But steps taken nationally and internationally could stem these economic and personal losses and labour migration could function as a "tool" for recovering from the worldwide financial crisis, high-level officials on migration and economic development issues said.
"The crisis will be impacting quite significantly on the flow of migrants, especially in terms of unemployment," UNCTAD Secretary-General Supachai Panitchpakdi told the opening session of the meeting. He said global unemployment will continue to worsen this year, with an estimated 60 million put out of work by end of 2009. That would bring total unemployment caused by the worldwide recession to an estimated 240 million.
Sectors affected by significant job losses include some that employ numerous migrants, such as construction and manufacturing, Mr. Supachai said. For women, the impact will likely be felt in declining employment in health care, education, and domestic services.
Mr. Supachai said there is a "great need" for multilateral agreements, including through the World Trade Organization General Agreement on Trade in Services, and a need for partnerships and "diaspora networking" not just to regulate migration fairly and humanely but to harness migration for development, and to ensure that knowledge and technology and "circular migration" help to advance the economies of the sending countries, and to avoid the negative effects of the so-called brain drain on such countries.
Sha Zukang, Under-Secretary-General of the United Nations Department of Economic and Social Affairs (UN/DESA), said current trends indicate that the total number of international migrants could reach 214 million by 2010. But he said that excluding refugees, there has been a deceleration in the growth of the number of migrants in recent years, and high unemployment will likely dampen future migration flows. It also appears that the growing feminization of the international migrant stock -- a trend apparent over some years -- has ceased, and the proportion of women among migrants has declined slightly.
William Swing, Director-General of the International Organization for Migration, said the flow of labour is a "neglected element" of the globalization process. There are many agreements dealing with free flows of money, investment, and goods, he said, "but migration policies haven't kept pace. And migration today is overwhelmingly about labour mobility.
"Legal migration channels are inadequate," Mr. Swing told the meeting, "and that opens doors of opportunity for those who traffic in human beings." Meanwhile, "remittances are falling, jobs are being lost, and we fear that levels of ODA (official development assistance) and FDI (foreign direct investment) may decline. Remittances may drop by 9% in the current year."
And Marielza Oliveira, Associate Director of the Governance Unit of the United Nations Institute for Training and Research (UNITAR) and Chair of the Global Migration Group, said migration has social, economic, and environmental impacts and affects such concerns as security, social cohesion, and many aspects of human development.
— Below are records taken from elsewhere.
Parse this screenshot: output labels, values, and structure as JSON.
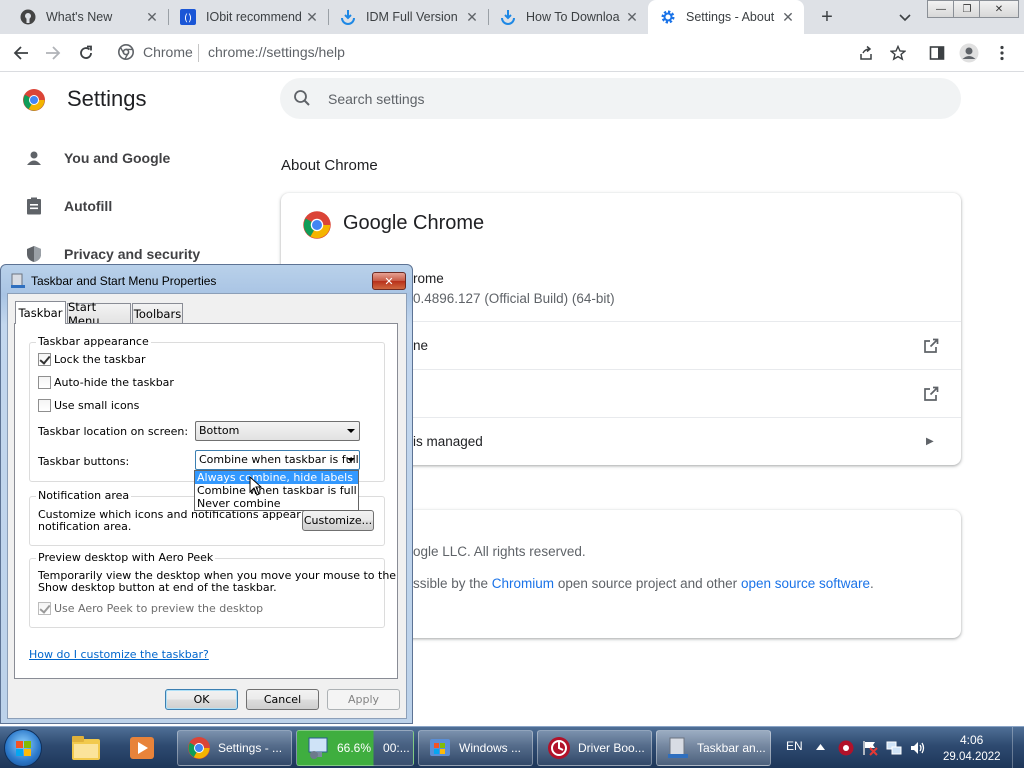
{
  "tabs": [
    {
      "label": "What's New"
    },
    {
      "label": "IObit recommend"
    },
    {
      "label": "IDM Full Version"
    },
    {
      "label": "How To Downloa"
    },
    {
      "label": "Settings - About"
    }
  ],
  "omnibox": {
    "site": "Chrome",
    "url": "chrome://settings/help"
  },
  "settings": {
    "title": "Settings",
    "search_placeholder": "Search settings",
    "nav": [
      {
        "label": "You and Google"
      },
      {
        "label": "Autofill"
      },
      {
        "label": "Privacy and security"
      }
    ],
    "about_heading": "About Chrome",
    "product_title": "Google Chrome",
    "rows": {
      "update_status": "rome",
      "version": "0.4896.127 (Official Build) (64-bit)",
      "help_row": "ne",
      "managed_row": "is managed"
    },
    "footer": {
      "copyright": "ogle LLC. All rights reserved.",
      "credits_prefix": "ssible by the ",
      "chromium_link": "Chromium",
      "credits_middle": " open source project and other ",
      "oss_link": "open source software",
      "credits_suffix": "."
    }
  },
  "dialog": {
    "title": "Taskbar and Start Menu Properties",
    "close_label": "✕",
    "tabs": [
      "Taskbar",
      "Start Menu",
      "Toolbars"
    ],
    "appearance_group": "Taskbar appearance",
    "lock_taskbar": "Lock the taskbar",
    "auto_hide": "Auto-hide the taskbar",
    "small_icons": "Use small icons",
    "location_label": "Taskbar location on screen:",
    "location_value": "Bottom",
    "buttons_label": "Taskbar buttons:",
    "buttons_value": "Combine when taskbar is full",
    "buttons_options": [
      "Always combine, hide labels",
      "Combine when taskbar is full",
      "Never combine"
    ],
    "notification_group": "Notification area",
    "notification_text1": "Customize which icons and notifications appear in the",
    "notification_text2": "notification area.",
    "customize_button": "Customize...",
    "aero_group": "Preview desktop with Aero Peek",
    "aero_text1": "Temporarily view the desktop when you move your mouse to the",
    "aero_text2": "Show desktop button at end of the taskbar.",
    "aero_checkbox": "Use Aero Peek to preview the desktop",
    "help_link": "How do I customize the taskbar?",
    "ok": "OK",
    "cancel": "Cancel",
    "apply": "Apply"
  },
  "taskbar": {
    "buttons": [
      {
        "label": "Settings - ..."
      },
      {
        "label": "66.6%",
        "extra": "00:..."
      },
      {
        "label": "Windows ..."
      },
      {
        "label": "Driver Boo..."
      },
      {
        "label": "Taskbar an..."
      }
    ],
    "language": "EN",
    "time": "4:06",
    "date": "29.04.2022"
  }
}
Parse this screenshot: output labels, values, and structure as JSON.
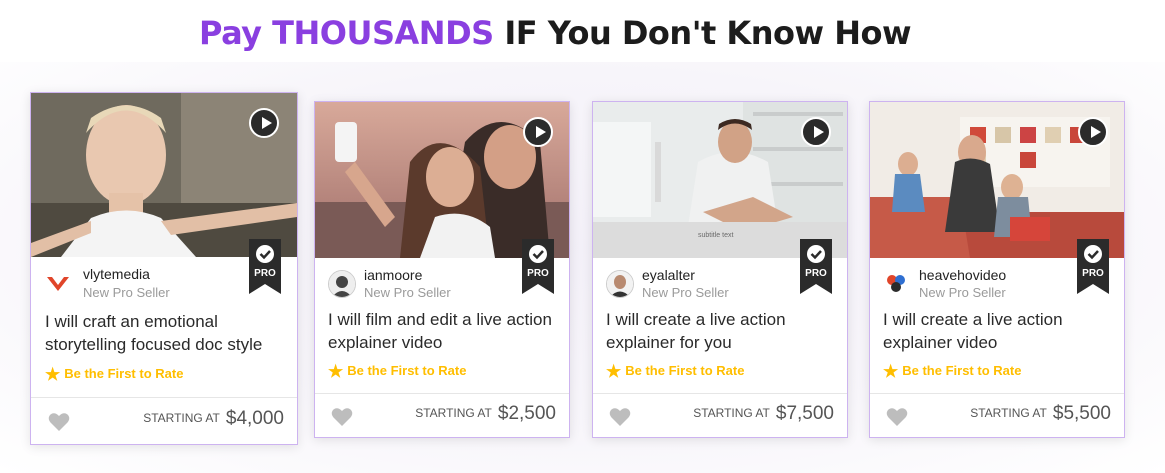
{
  "headline": {
    "accent": "Pay THOUSANDS",
    "rest": "IF You Don't Know How"
  },
  "colors": {
    "accent": "#8a3fe0",
    "card_border": "#cdb3f0",
    "rating": "#ffbe00",
    "price": "#555555"
  },
  "cards": [
    {
      "seller": "vlytemedia",
      "level": "New Pro Seller",
      "title": "I will craft an emotional storytelling focused doc style",
      "rating": "Be the First to Rate",
      "starting": "STARTING AT",
      "price": "$4,000",
      "badge": "PRO"
    },
    {
      "seller": "ianmoore",
      "level": "New Pro Seller",
      "title": "I will film and edit a live action explainer video",
      "rating": "Be the First to Rate",
      "starting": "STARTING AT",
      "price": "$2,500",
      "badge": "PRO"
    },
    {
      "seller": "eyalalter",
      "level": "New Pro Seller",
      "title": "I will create a live action explainer for you",
      "rating": "Be the First to Rate",
      "starting": "STARTING AT",
      "price": "$7,500",
      "badge": "PRO"
    },
    {
      "seller": "heavehovideo",
      "level": "New Pro Seller",
      "title": "I will create a live action explainer video",
      "rating": "Be the First to Rate",
      "starting": "STARTING AT",
      "price": "$5,500",
      "badge": "PRO"
    }
  ],
  "icons": {
    "play": "play-icon",
    "pro_badge": "pro-badge-icon",
    "star": "star-icon",
    "heart": "heart-icon"
  }
}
There is a "win-win potential" to effectively linking migration and development, she said, "but enhanced dialogue and the sharing of ideas and practices" is vital, especially in times of crisis.
Topics discussed over the course of the day included "migration trends and the impact of the economic crisis;" "trade, investment, and development linkages;" and "policy frameworks to enhance migrants' contributions to development."
The one-day meeting results from decisions at the 2008 UNCTAD XII quadrennial conference that the organization should "conduct research and analysis on the potential benefits and opportunities of trade, investment and developmental links between migrants' countries of origin and their communities abroad;" and that UNCTAD should "analyze the potential of migrants' remittances to contribute to development."